When you find the word "level" in a line of the entries, please copy the whole line.

(Data records for software interfaces)

........

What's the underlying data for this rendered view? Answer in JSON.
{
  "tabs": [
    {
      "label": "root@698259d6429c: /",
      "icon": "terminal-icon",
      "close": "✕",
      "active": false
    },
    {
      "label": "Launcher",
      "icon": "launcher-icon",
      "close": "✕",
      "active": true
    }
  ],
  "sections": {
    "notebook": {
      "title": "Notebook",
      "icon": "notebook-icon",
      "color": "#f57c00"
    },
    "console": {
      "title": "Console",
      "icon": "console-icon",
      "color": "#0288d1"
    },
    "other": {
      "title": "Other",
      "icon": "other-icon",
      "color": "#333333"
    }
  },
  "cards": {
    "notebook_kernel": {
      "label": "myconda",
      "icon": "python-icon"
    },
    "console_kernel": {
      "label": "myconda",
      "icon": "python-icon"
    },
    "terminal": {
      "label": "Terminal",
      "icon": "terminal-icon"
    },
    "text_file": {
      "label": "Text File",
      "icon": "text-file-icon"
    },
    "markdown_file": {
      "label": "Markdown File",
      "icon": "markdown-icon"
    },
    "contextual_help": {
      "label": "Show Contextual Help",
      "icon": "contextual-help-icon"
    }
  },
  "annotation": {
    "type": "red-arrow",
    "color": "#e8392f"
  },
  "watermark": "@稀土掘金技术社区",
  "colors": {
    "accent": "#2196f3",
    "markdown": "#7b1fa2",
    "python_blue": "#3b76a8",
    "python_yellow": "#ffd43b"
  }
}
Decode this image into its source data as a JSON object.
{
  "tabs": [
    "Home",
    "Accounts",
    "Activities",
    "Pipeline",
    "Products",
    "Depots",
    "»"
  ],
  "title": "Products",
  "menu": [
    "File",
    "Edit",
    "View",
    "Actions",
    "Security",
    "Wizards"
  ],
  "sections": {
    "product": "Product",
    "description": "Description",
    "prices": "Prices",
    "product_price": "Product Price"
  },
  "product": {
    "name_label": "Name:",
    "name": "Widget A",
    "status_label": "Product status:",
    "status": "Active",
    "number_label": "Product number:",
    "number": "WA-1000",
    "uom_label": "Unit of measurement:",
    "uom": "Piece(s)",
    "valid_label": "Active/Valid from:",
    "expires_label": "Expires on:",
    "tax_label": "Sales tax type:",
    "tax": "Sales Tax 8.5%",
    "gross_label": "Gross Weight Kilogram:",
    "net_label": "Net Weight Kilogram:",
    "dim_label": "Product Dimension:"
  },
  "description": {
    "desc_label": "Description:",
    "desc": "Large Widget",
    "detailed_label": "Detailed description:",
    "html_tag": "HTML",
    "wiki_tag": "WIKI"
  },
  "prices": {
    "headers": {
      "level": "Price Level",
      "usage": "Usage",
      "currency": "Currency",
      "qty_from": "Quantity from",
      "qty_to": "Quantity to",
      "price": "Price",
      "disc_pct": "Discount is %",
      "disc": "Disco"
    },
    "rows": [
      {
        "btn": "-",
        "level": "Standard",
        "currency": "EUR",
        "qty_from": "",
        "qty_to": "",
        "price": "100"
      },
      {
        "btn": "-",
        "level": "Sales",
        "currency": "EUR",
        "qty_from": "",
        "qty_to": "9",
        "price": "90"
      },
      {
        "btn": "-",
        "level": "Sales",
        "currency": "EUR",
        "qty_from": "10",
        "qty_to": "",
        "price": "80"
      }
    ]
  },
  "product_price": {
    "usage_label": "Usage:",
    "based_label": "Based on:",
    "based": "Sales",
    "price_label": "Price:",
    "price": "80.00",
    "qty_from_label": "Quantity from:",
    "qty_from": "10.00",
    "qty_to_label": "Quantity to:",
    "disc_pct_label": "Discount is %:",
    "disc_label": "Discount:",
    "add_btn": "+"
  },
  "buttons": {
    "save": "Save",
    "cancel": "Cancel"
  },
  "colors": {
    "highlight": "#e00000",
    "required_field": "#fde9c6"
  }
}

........

## Exercise result
      "level": "Price Level",
        "level": "Standard",
        "level": "Sales",
        "level": "Sales",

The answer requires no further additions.